If you're like me, then when it's time to use or install a new release of software, you quickly scan through the release notes trying to make sense of the reams and reams of 'new features', 'caveats', 'bugs fixed' etc. without falling to sleep and smashing your nose on the desk in front of you. (Why can't technical writers give those things a plot, a love interest and a gripping ending..?) The main purpose of this exercise is often to pick up the 'headlines' so that you can fairly comfortably install or implement the new software, armed with a reasonable amount of knowledge to allow you to not fall down any particularly large holes during the process. One area I'm particularly guilty of 'glossing over' in this release-note-scanning activity is the section that describes the versions of browser support that are provided for web-GUI based products (e.g. network management software). Sure, I give the browser support section a

Creating Per-site Guest VLANs on a Guest WLC (Cisco Guest Solution)

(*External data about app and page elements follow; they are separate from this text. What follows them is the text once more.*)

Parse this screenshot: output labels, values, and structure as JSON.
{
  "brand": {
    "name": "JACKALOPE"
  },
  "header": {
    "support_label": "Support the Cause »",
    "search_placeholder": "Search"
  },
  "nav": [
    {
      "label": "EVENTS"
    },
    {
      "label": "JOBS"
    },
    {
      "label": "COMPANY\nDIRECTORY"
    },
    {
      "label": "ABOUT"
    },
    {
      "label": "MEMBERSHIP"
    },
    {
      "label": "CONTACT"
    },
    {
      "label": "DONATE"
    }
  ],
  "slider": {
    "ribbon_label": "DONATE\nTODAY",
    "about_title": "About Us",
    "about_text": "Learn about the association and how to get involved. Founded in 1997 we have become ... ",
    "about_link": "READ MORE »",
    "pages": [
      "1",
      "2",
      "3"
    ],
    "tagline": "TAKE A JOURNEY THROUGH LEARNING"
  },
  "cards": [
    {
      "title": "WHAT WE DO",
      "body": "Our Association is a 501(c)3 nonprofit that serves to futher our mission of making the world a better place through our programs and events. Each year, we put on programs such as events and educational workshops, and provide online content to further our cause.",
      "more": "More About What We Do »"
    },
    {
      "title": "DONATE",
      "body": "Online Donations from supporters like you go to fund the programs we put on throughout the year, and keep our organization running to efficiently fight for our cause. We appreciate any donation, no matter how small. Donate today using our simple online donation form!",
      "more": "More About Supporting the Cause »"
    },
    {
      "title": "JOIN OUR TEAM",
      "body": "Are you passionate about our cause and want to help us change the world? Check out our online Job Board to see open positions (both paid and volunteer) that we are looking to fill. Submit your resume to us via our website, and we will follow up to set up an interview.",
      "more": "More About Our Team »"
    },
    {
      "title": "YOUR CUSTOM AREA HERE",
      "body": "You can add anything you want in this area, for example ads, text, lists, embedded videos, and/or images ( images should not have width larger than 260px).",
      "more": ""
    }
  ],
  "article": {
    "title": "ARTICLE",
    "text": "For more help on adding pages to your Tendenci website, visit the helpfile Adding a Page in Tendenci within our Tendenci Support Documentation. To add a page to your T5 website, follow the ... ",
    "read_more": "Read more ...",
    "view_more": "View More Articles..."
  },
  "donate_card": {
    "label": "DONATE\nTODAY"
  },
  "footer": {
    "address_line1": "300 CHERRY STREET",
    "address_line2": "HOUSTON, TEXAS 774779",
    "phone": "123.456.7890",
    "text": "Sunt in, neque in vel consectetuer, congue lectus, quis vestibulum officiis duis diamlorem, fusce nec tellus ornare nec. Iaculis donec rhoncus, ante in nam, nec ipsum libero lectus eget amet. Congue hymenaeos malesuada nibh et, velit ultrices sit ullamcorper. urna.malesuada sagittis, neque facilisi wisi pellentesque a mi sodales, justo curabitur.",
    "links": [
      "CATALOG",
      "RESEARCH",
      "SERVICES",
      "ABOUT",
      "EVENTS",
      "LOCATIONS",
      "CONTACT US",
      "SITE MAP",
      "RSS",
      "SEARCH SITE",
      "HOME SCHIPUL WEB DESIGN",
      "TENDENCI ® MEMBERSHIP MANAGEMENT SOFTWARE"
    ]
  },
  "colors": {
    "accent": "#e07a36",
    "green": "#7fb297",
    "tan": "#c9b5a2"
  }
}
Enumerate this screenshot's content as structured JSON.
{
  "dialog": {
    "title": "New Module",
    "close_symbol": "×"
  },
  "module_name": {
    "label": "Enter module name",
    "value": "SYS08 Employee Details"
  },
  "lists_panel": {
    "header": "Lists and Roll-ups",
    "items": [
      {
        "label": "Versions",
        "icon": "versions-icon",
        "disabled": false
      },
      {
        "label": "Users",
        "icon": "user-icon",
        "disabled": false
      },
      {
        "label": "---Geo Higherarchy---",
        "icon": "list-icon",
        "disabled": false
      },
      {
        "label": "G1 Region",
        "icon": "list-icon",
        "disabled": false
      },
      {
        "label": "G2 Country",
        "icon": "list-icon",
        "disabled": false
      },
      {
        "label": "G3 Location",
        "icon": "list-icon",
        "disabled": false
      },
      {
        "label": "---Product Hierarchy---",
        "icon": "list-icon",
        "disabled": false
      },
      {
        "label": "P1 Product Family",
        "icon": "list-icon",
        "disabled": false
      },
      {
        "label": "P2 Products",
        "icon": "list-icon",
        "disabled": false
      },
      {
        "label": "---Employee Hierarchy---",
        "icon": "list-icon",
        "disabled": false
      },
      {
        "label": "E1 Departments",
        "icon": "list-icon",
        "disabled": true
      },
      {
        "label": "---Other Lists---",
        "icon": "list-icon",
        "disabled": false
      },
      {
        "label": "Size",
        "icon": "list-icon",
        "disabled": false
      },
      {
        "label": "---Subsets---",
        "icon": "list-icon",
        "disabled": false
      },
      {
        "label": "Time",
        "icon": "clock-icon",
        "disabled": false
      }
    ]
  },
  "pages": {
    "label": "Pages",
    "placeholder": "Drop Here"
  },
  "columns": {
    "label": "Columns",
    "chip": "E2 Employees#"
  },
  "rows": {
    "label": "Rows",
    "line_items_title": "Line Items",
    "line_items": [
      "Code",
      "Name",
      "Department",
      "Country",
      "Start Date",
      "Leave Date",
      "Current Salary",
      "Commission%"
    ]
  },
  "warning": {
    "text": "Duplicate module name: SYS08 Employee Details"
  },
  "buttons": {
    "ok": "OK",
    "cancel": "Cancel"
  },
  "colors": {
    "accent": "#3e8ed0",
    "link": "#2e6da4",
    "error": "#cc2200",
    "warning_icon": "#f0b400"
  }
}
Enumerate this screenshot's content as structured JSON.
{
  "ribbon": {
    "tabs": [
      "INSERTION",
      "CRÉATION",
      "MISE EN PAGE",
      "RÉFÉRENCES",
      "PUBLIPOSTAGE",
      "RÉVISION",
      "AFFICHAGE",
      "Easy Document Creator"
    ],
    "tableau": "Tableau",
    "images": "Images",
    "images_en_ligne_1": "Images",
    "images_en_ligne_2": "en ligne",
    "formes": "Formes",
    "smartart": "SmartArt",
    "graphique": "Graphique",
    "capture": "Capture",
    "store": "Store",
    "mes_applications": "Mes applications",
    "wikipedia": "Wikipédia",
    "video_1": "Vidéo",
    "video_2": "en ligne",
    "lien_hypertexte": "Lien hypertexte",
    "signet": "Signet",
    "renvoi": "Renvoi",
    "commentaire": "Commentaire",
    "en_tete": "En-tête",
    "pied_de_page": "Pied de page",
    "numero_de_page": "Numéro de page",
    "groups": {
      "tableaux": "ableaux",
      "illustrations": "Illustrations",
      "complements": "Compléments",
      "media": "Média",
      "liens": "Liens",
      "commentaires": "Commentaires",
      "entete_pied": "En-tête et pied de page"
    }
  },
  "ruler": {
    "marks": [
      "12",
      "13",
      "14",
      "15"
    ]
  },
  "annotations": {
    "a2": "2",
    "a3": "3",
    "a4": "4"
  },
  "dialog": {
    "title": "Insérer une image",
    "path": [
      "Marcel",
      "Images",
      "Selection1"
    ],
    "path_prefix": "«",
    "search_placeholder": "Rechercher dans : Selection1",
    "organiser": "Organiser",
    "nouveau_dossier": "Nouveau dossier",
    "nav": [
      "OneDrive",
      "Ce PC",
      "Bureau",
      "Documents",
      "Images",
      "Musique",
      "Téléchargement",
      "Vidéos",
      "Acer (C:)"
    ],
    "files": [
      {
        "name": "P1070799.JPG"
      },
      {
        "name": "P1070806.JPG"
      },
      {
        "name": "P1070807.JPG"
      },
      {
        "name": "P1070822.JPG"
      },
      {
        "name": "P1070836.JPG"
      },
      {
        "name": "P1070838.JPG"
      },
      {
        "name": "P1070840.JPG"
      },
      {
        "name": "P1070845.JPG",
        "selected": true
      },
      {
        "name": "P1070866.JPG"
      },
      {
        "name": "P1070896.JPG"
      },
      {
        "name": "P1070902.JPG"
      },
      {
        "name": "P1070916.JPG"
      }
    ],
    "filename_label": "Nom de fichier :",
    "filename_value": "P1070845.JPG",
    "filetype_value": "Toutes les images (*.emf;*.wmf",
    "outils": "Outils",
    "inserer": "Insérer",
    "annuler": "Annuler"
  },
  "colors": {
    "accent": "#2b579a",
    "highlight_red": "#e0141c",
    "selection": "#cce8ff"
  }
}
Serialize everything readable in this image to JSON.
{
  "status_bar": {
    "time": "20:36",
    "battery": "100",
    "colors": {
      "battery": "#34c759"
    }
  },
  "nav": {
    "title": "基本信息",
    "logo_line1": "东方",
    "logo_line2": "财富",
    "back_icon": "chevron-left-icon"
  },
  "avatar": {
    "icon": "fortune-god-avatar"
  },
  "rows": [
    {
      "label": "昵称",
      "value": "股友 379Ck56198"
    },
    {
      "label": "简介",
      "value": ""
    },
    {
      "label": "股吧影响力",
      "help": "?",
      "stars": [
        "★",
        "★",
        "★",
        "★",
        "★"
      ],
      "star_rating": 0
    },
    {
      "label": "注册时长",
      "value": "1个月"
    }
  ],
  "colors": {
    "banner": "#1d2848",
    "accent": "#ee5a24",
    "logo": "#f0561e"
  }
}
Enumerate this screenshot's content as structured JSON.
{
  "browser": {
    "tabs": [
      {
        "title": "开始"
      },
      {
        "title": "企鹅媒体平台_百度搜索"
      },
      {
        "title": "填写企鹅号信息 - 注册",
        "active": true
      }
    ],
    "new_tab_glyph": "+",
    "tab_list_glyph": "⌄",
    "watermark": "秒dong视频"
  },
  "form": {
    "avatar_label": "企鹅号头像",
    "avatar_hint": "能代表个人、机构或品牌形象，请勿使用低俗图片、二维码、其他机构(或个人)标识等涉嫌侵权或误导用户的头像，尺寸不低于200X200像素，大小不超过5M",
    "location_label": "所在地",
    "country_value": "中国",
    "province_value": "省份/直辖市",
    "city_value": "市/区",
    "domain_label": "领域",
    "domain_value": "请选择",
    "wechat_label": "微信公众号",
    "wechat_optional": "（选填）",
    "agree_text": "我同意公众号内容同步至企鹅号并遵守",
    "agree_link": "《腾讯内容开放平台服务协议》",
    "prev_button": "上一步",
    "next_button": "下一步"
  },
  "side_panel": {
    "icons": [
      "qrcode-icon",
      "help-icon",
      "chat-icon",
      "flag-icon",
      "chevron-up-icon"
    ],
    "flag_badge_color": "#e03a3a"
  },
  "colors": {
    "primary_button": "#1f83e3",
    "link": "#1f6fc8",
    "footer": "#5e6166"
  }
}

Overview Before the advent of WLC code version, it was difficult to scale a Cisco guest wireless solution (in terms of IP address space) due to the fact that all foreign controllers (i.e. non-guest controllers) could only map to a single layer 3 interface on the guest (anchor) controller. This often meant that a very large subnet had to be allocated to guest users to allow for multiple sites which shared a guest controller. The guest controller is usually located on a firewall DMZ interface (perhaps in a data center). The only way around this was to have multiple guest SSIDs (e.g. one per building), with a separate VLAN for each SSID. This is not a very popular option with customers as there is no consistency of SSIDs between sites/buildings. Another drawback of the single guest-VLAN restriction is that all guest traffic originates from a single subnet range. From an administrative point of view, it is often desirable for guest traffic from different buildings or sites